╭─ Data shown
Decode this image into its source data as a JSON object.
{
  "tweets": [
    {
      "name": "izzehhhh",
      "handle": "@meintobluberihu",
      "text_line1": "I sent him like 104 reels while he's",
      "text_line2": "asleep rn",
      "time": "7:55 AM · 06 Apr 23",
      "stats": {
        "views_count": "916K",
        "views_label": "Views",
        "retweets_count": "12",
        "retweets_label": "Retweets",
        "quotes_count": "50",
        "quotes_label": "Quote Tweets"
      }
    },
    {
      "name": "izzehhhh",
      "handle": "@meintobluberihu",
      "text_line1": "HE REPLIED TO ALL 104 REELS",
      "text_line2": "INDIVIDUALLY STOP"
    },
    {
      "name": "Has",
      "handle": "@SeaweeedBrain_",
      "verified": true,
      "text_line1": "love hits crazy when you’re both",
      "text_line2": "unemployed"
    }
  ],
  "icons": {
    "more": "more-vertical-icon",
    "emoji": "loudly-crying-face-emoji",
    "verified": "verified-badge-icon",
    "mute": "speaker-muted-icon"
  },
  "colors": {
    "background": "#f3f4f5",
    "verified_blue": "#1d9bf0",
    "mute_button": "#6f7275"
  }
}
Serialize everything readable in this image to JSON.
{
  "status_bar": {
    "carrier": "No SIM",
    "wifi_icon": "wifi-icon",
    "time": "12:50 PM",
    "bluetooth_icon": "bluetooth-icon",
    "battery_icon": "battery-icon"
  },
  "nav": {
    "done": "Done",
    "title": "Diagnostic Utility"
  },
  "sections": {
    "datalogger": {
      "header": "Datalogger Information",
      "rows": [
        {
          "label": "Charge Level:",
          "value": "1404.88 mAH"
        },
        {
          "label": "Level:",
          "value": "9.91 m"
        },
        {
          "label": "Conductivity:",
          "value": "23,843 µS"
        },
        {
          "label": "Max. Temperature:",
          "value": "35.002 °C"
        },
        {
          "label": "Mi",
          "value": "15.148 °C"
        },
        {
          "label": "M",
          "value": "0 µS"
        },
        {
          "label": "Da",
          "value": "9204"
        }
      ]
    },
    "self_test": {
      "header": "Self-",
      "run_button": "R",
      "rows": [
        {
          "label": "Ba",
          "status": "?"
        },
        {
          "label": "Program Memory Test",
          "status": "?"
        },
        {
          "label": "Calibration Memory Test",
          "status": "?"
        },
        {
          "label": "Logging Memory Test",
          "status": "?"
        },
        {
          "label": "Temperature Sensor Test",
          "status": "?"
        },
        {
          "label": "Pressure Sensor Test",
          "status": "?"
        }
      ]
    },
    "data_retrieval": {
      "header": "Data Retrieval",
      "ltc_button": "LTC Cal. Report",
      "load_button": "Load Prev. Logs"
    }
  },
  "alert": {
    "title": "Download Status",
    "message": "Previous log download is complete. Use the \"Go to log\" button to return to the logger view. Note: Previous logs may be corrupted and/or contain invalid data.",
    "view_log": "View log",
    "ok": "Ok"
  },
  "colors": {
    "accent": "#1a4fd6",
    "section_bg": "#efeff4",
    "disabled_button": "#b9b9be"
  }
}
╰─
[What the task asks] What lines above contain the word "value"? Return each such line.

[Written answer]
          "value": "1404.88 mAH"
          "value": "9.91 m"
          "value": "23,843 µS"
          "value": "35.002 °C"
          "value": "15.148 °C"
          "value": "0 µS"
          "value": "9204"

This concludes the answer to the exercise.